Although UK-based Xyratex has been providing more generic storage hardware to OEMs for some time, the company took a deep dive into the HPC storage space in 2010 when it acquired ClusterStor, a Colorado-startup that built HPC cluster storage systems of the same name. Shortly thereafter Xyratex brought Peter Braam and Peter Bojanic on board to lead the company’s Lustre development. Braam and Bojanic were two of the original Lustre architects and have been key to keeping the technology on course as it’s made a circuitous route around the industry, from Carnegie-Mellon University (1999) to Cluster File Systems (2001) to Sun Microsystems (2007) to Oracle (2010), and now to Xyratex (2013).
Thanks to its open source pedigree, the file system was able to survive the 14-year journey intact. In fact, as a result of its growing developer and customer base, the Lustre software has become more reliable and robust as it’s aged. Its moment of crisis came under Oracle, a company that has expressed little interest in the high performance computing market. The database maker developed a version for its own commercial offerings, but had no obvious motivation to move the technology forward as an open source HPC solution.
When Lustre was treading water at Oracle, Whamcloud emerged as a key player in coalescing the community. The company helped stabilize the Lustre source tree and put the technology back on an HPC-centric roadmap. When Intel bought Whamcloud in 2012, it added even more credibility to Lustre’s long-term prospects.
Building on Whamcloud’s momentum was the Open Scalable File Systems (OpenSFS) consortium, which brought together all the major Lustre developers: Cray, DataDirect Networks, Intel/Whamcloud, Lawrence Livermore National Lab, Oak Ridge National Lab, and Xyratex. OpenSFS is committed to the continuing development of Lustre for HPC vendors and customers and using the technology as a basis for future exascale file systems.
Xyratex is also engaged with the European Open File System (EOFS) organization, another consortium committed to the adoption of open source parallel file systems. Like OpenSFS, EOFS is interested in a supporting and adding new features to Lustre. The organization brings with it some notable European HPC vendors and end users, including Bull, Eurotech, ParTec, CEA, the Max Planck Society, Forschungszentrum Jülich, and Leibniz-Rechenzentrum, to name a few.
With some of the biggest users behind it, Lustre has come to dominate the top tier of HPC systems, inhabiting six of the fastest 10 supercomputers and more than 60 of the speediest 100. Although less frequently encountered in smaller and medium-sized HPC clusters, Lustre is still the most common parallel file system across high performance computing. In our 2012 survey, Intersect360 Research found that the most frequently mentioned file management software (disregarding in-house or vendor-supplied tools) was Lustre, at 23 percent.
The technology continues to push the envelope in performance and scalability as systems enter the double-digit petabyte realm. For example, Lustre is currently slinging files for Blue Waters, the newly minted multi-petaflop Cray supercomputer housed at the National Center for Supercomputing Applications (NCSA). That machine’s 25 petabytes of Cray Sonexion storage, which is based on Xyratex ClusterStor gear and Lustre file management, delivers a terabyte per second of I/O to more than 25 thousand compute nodes.

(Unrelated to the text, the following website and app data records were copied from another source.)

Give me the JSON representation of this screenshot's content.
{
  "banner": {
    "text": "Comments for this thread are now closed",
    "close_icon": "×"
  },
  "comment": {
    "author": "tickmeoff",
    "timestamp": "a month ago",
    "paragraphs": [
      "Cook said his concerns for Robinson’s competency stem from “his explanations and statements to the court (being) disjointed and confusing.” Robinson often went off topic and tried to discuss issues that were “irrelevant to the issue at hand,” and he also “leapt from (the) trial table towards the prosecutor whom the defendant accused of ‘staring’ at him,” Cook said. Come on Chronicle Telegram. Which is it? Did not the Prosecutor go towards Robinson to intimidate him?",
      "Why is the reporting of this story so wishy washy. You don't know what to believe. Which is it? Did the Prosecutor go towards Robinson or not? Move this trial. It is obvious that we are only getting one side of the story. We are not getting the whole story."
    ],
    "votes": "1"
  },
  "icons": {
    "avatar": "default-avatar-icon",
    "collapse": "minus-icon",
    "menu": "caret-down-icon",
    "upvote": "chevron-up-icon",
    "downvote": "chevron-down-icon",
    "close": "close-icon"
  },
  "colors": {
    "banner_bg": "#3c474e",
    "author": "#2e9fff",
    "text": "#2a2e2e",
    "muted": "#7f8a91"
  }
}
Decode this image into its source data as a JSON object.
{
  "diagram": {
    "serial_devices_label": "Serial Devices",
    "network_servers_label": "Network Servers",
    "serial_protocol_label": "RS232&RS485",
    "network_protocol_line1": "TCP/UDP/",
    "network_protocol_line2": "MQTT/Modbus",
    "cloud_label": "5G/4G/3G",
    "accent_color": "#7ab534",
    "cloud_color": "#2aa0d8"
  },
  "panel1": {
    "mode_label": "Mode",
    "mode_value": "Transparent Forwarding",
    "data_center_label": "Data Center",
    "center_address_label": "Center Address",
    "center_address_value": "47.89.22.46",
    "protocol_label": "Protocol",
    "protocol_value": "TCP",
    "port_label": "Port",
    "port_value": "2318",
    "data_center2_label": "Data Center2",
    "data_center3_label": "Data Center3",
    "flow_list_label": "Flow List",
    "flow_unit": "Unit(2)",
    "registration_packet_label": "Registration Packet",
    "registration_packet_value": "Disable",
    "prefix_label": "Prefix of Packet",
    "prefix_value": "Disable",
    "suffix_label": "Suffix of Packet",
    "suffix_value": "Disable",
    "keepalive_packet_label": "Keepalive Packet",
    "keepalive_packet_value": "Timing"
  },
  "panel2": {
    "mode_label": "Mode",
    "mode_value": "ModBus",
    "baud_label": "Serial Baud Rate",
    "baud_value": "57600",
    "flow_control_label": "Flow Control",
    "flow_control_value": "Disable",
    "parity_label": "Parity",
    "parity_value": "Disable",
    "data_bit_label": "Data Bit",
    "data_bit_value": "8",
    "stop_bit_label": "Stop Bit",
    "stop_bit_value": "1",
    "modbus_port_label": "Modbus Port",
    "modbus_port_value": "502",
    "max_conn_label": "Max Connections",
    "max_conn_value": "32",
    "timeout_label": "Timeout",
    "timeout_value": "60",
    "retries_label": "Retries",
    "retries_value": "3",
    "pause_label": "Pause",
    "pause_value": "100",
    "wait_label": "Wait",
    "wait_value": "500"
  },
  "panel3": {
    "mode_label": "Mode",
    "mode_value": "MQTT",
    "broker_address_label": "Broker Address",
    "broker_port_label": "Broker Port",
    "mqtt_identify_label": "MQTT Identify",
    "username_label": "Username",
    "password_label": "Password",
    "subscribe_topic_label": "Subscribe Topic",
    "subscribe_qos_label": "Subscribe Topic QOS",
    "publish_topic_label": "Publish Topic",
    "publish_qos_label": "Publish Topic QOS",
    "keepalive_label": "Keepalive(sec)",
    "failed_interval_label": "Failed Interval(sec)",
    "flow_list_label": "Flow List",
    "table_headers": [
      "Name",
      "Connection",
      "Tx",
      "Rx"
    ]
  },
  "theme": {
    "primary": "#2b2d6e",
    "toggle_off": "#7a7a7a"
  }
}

Besides Cray, Xyratex has also hooked up with Dell and HP, who will resell ClusterStor systems for HPC and “big data” installations. Now that it has cut itself a bigger slice of the Lustre pie, Xyratex may be able to entice other OEMs into reseller partnerships.
For the rest of the Lustre community, it should be business as usual. The code repository will remain open source and be available to vendors, government labs, and academics alike, whether they do business with Xyratex or not. OpenSFS’ mission to shepherd the technology for Lustre stakeholders remains unchanged. In fact with one of its top tier members now in control of the trademark and website, it should be even easier for the organization to promote Lustre adoption and keep the technology evolving into the exascale realm.